3. Film as historical counter-factual.
This is what we might call the Virtual History approach, and the exemplar is the most difficult of all the films in the German Invasion genre, Brownlow and Mollo's It Happened Here. IHH sets out to provide a documentary style investigation of what it would have been like if a German invasion of the UK had been successful, and followed up with prolonged German occupation. In the 40 odd years since its release IHH has never been very far from controversy; from its use of actual British fascists as extras, through to a clinical style which is totally non-judgmental about what it is portraying. The result is a deeply unsettling, uncompromising thesis that turns the British national folk myth of WW2 on its head.

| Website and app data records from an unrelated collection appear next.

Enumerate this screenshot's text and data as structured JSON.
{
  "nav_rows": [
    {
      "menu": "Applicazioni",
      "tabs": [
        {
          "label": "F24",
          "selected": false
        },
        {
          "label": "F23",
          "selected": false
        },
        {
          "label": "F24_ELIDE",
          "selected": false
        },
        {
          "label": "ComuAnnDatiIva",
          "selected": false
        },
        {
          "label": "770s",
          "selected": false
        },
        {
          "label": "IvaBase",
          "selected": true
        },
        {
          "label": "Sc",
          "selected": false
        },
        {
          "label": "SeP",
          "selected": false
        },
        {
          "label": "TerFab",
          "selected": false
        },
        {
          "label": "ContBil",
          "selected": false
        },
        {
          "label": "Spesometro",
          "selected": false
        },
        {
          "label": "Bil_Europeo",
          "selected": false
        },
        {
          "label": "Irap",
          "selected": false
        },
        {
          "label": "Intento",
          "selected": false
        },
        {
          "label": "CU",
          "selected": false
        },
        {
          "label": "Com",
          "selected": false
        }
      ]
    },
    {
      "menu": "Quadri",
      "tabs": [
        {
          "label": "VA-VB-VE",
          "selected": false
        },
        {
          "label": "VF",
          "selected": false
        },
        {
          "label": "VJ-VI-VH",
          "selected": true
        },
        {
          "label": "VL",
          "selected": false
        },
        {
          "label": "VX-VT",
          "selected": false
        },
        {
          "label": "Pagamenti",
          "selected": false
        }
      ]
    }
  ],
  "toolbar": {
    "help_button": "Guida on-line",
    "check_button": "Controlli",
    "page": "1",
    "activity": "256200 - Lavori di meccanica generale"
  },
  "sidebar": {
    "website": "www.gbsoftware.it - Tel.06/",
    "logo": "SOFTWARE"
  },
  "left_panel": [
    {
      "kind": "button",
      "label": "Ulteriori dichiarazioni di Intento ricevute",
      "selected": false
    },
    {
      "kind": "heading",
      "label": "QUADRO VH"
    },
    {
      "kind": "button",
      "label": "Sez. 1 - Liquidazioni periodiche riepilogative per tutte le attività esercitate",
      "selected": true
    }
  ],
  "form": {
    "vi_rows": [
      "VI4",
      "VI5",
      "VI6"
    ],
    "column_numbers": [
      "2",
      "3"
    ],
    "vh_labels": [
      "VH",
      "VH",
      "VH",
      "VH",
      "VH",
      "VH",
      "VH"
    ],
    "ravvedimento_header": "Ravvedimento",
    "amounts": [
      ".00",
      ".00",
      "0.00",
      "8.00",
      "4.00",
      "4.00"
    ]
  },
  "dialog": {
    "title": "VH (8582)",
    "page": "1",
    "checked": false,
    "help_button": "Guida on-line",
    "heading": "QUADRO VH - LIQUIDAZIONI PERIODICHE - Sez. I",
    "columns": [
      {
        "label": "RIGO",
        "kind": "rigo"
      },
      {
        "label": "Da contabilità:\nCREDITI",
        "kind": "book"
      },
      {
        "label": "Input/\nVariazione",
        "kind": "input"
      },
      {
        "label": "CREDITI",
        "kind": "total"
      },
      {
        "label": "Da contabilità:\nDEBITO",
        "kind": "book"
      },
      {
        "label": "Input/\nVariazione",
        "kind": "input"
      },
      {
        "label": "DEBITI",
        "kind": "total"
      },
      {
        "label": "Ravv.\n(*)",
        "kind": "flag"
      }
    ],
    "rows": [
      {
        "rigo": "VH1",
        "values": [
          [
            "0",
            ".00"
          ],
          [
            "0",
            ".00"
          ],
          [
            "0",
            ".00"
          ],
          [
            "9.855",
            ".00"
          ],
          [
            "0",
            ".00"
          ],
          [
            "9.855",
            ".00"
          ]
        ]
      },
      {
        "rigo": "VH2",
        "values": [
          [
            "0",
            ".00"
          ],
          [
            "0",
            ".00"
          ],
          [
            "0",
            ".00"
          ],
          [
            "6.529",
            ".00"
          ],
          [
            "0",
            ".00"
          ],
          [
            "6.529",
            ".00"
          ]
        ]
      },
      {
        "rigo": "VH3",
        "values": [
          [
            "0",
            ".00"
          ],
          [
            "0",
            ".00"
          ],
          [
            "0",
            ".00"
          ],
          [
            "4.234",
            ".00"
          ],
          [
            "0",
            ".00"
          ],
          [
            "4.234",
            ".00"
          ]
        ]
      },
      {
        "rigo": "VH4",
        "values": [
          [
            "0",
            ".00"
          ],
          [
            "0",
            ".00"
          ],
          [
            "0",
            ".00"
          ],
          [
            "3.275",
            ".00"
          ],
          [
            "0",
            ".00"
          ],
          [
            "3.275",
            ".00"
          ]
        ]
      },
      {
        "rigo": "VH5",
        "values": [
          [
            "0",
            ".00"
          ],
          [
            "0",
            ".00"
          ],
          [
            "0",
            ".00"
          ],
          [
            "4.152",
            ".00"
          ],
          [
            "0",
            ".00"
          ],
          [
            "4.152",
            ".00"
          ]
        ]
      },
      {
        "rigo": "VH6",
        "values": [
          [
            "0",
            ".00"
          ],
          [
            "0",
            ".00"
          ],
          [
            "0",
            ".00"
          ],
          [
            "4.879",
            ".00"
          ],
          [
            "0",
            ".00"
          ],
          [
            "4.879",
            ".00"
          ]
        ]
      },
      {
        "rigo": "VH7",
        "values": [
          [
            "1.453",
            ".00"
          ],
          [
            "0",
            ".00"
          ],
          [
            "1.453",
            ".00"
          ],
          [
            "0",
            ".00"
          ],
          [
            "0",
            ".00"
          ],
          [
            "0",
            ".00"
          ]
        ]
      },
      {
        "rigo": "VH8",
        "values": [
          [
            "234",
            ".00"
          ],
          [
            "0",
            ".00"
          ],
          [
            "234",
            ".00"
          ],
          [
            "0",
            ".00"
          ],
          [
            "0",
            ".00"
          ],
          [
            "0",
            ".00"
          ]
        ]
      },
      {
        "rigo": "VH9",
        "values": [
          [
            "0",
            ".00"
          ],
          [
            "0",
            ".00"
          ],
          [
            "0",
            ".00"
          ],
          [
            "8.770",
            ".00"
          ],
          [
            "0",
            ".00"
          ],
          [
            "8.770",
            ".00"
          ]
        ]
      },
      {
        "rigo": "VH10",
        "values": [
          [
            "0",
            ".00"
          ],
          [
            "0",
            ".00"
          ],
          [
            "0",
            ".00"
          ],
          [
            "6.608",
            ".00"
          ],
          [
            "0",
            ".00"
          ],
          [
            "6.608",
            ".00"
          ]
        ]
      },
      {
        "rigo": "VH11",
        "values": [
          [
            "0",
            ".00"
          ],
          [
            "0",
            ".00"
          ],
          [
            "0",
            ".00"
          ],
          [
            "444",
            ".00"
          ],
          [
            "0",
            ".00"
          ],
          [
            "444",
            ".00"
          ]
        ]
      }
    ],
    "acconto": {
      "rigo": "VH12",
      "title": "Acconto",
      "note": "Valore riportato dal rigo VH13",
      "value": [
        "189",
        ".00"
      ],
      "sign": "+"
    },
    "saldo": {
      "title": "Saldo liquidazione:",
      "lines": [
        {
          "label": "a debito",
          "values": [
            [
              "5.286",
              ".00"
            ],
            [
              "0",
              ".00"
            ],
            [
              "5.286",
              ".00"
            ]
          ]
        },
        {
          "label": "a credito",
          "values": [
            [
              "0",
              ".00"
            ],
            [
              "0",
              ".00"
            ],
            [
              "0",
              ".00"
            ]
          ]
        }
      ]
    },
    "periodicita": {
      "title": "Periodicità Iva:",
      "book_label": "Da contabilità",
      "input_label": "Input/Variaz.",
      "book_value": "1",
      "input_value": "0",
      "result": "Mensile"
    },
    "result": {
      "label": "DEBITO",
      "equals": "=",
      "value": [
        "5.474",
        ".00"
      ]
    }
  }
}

For Brownlow and Mollo, the British would have capitulated before the Germans every bit as readily as was the case anywhere else. Of course, there would have been partisans and resistance, but the great majority would have settled down quietly under some form of crypto-Vichy regime (in this case under the aegis of the paramilitary Immediate Action organisation, which apparently works in support of a British puppet government, headed by Oswald Mosley). IHH raises important questions about the role of free will and individual choice, as well as the capacity for realistic resistance in the face of totalitarianism. Indeed, it asks (and answers in exactly the same way) the core question from Powell and Pressburger's Life and Death of Colonel Blimp - how far should people be prepared to go to fight fascism, given that the alternative to winning is no alternative at all?
The problem for IHH is that it doesn't supply any easy answers, or offer much in the way of hope. Yes, the film ends with news coming over the wireless of a series of landings by the United States Army in the West Country (a sort of alter-D-Day), but this doesn't kick off delirious national celebrations so much as an orgy of score-settling on the part of the partisans, machine gunning British SS members and anyone that can be loosely defined as a collaborator in woodland clearings and generally setting the scene for a new dictatorship of the left, qua eastern Europe.
All of the films use the national myth of British exceptionalism for their own purposes - whether to stiffen national resolve in the face of external threat, or to provide a cheerful way of spending 2 hours in a cinema in the case of TEHL. What makes IHH so unsettling is that it attempts to question the veracity of the stories that we tell about ourselves as a nation, and show that we are simply just another part of a wider humanity.
In this analysis, there is nothing special about Britain or the British, except the luck of having 30 miles of water between us and a succession of European tyrants.